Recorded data

=-=-=

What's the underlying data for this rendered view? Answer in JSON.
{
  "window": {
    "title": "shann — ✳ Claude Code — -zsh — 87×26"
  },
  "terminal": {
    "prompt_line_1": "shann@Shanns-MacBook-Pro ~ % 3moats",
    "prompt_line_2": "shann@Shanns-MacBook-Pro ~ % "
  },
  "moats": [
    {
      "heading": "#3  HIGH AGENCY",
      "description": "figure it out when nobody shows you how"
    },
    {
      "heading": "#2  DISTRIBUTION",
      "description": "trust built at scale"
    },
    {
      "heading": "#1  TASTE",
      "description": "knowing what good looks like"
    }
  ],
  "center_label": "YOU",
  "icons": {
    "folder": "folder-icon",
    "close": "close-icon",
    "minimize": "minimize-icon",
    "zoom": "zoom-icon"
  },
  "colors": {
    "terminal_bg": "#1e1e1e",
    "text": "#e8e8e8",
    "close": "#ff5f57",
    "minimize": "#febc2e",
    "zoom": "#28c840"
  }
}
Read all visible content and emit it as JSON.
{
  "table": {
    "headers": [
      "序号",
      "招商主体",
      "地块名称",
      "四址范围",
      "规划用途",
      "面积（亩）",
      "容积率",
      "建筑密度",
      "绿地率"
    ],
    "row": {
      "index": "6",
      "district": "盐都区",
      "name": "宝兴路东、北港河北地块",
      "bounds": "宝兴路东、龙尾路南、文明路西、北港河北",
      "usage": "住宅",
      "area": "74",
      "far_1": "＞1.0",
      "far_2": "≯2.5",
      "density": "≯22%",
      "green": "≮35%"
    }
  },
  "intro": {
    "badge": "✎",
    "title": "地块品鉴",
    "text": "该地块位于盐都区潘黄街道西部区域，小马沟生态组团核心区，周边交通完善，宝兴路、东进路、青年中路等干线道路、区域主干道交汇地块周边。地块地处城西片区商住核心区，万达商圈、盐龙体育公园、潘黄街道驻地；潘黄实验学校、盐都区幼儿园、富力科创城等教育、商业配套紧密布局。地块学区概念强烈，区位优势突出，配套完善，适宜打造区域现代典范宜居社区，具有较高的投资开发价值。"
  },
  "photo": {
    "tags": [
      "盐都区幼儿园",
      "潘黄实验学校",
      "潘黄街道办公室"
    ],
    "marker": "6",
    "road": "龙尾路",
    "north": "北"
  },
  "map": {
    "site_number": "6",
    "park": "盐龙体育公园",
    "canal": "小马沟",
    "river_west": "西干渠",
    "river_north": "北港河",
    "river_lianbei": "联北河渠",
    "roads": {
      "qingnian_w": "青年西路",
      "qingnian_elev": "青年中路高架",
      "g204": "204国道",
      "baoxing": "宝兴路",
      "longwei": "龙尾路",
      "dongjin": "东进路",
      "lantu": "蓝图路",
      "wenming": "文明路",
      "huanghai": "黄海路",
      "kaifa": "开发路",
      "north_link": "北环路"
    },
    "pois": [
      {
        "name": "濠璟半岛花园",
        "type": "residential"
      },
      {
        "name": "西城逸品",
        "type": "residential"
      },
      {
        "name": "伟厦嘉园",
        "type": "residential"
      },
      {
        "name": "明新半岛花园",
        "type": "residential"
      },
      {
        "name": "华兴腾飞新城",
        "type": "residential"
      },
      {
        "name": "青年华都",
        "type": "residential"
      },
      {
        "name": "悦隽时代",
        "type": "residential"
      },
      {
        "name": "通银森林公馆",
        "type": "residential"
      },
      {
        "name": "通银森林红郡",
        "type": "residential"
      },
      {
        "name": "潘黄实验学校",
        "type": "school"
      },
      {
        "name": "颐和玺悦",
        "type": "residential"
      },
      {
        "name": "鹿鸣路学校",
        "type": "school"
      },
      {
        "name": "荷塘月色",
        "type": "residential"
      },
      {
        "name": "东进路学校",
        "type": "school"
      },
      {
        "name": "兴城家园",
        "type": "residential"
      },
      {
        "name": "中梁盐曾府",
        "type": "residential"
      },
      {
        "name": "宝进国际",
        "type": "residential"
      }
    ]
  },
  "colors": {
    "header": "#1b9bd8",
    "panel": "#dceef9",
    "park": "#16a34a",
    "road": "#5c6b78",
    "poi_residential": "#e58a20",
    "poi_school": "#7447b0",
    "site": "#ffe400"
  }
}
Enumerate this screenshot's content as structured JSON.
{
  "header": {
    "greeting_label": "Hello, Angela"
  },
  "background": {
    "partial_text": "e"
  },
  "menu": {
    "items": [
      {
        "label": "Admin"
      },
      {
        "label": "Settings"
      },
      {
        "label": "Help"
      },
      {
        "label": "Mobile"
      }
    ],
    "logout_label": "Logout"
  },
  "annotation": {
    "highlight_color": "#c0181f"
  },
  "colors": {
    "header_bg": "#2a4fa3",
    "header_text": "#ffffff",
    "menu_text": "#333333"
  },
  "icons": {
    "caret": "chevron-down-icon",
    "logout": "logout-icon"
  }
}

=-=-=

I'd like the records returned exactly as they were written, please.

> [TASK RESULT]
What's the underlying data for this rendered view? Answer in JSON.
{
  "window": {
    "title": "shann — ✳ Claude Code — -zsh — 87×26"
  },
  "terminal": {
    "prompt_line_1": "shann@Shanns-MacBook-Pro ~ % 3moats",
    "prompt_line_2": "shann@Shanns-MacBook-Pro ~ % "
  },
  "moats": [
    {
      "heading": "#3  HIGH AGENCY",
      "description": "figure it out when nobody shows you how"
    },
    {
      "heading": "#2  DISTRIBUTION",
      "description": "trust built at scale"
    },
    {
      "heading": "#1  TASTE",
      "description": "knowing what good looks like"
    }
  ],
  "center_label": "YOU",
  "icons": {
    "folder": "folder-icon",
    "close": "close-icon",
    "minimize": "minimize-icon",
    "zoom": "zoom-icon"
  },
  "colors": {
    "terminal_bg": "#1e1e1e",
    "text": "#e8e8e8",
    "close": "#ff5f57",
    "minimize": "#febc2e",
    "zoom": "#28c840"
  }
}
Read all visible content and emit it as JSON.
{
  "table": {
    "headers": [
      "序号",
      "招商主体",
      "地块名称",
      "四址范围",
      "规划用途",
      "面积（亩）",
      "容积率",
      "建筑密度",
      "绿地率"
    ],
    "row": {
      "index": "6",
      "district": "盐都区",
      "name": "宝兴路东、北港河北地块",
      "bounds": "宝兴路东、龙尾路南、文明路西、北港河北",
      "usage": "住宅",
      "area": "74",
      "far_1": "＞1.0",
      "far_2": "≯2.5",
      "density": "≯22%",
      "green": "≮35%"
    }
  },
  "intro": {
    "badge": "✎",
    "title": "地块品鉴",
    "text": "该地块位于盐都区潘黄街道西部区域，小马沟生态组团核心区，周边交通完善，宝兴路、东进路、青年中路等干线道路、区域主干道交汇地块周边。地块地处城西片区商住核心区，万达商圈、盐龙体育公园、潘黄街道驻地；潘黄实验学校、盐都区幼儿园、富力科创城等教育、商业配套紧密布局。地块学区概念强烈，区位优势突出，配套完善，适宜打造区域现代典范宜居社区，具有较高的投资开发价值。"
  },
  "photo": {
    "tags": [
      "盐都区幼儿园",
      "潘黄实验学校",
      "潘黄街道办公室"
    ],
    "marker": "6",
    "road": "龙尾路",
    "north": "北"
  },
  "map": {
    "site_number": "6",
    "park": "盐龙体育公园",
    "canal": "小马沟",
    "river_west": "西干渠",
    "river_north": "北港河",
    "river_lianbei": "联北河渠",
    "roads": {
      "qingnian_w": "青年西路",
      "qingnian_elev": "青年中路高架",
      "g204": "204国道",
      "baoxing": "宝兴路",
      "longwei": "龙尾路",
      "dongjin": "东进路",
      "lantu": "蓝图路",
      "wenming": "文明路",
      "huanghai": "黄海路",
      "kaifa": "开发路",
      "north_link": "北环路"
    },
    "pois": [
      {
        "name": "濠璟半岛花园",
        "type": "residential"
      },
      {
        "name": "西城逸品",
        "type": "residential"
      },
      {
        "name": "伟厦嘉园",
        "type": "residential"
      },
      {
        "name": "明新半岛花园",
        "type": "residential"
      },
      {
        "name": "华兴腾飞新城",
        "type": "residential"
      },
      {
        "name": "青年华都",
        "type": "residential"
      },
      {
        "name": "悦隽时代",
        "type": "residential"
      },
      {
        "name": "通银森林公馆",
        "type": "residential"
      },
      {
        "name": "通银森林红郡",
        "type": "residential"
      },
      {
        "name": "潘黄实验学校",
        "type": "school"
      },
      {
        "name": "颐和玺悦",
        "type": "residential"
      },
      {
        "name": "鹿鸣路学校",
        "type": "school"
      },
      {
        "name": "荷塘月色",
        "type": "residential"
      },
      {
        "name": "东进路学校",
        "type": "school"
      },
      {
        "name": "兴城家园",
        "type": "residential"
      },
      {
        "name": "中梁盐曾府",
        "type": "residential"
      },
      {
        "name": "宝进国际",
        "type": "residential"
      }
    ]
  },
  "colors": {
    "header": "#1b9bd8",
    "panel": "#dceef9",
    "park": "#16a34a",
    "road": "#5c6b78",
    "poi_residential": "#e58a20",
    "poi_school": "#7447b0",
    "site": "#ffe400"
  }
}
Enumerate this screenshot's content as structured JSON.
{
  "header": {
    "greeting_label": "Hello, Angela"
  },
  "background": {
    "partial_text": "e"
  },
  "menu": {
    "items": [
      {
        "label": "Admin"
      },
      {
        "label": "Settings"
      },
      {
        "label": "Help"
      },
      {
        "label": "Mobile"
      }
    ],
    "logout_label": "Logout"
  },
  "annotation": {
    "highlight_color": "#c0181f"
  },
  "colors": {
    "header_bg": "#2a4fa3",
    "header_text": "#ffffff",
    "menu_text": "#333333"
  },
  "icons": {
    "caret": "chevron-down-icon",
    "logout": "logout-icon"
  }
}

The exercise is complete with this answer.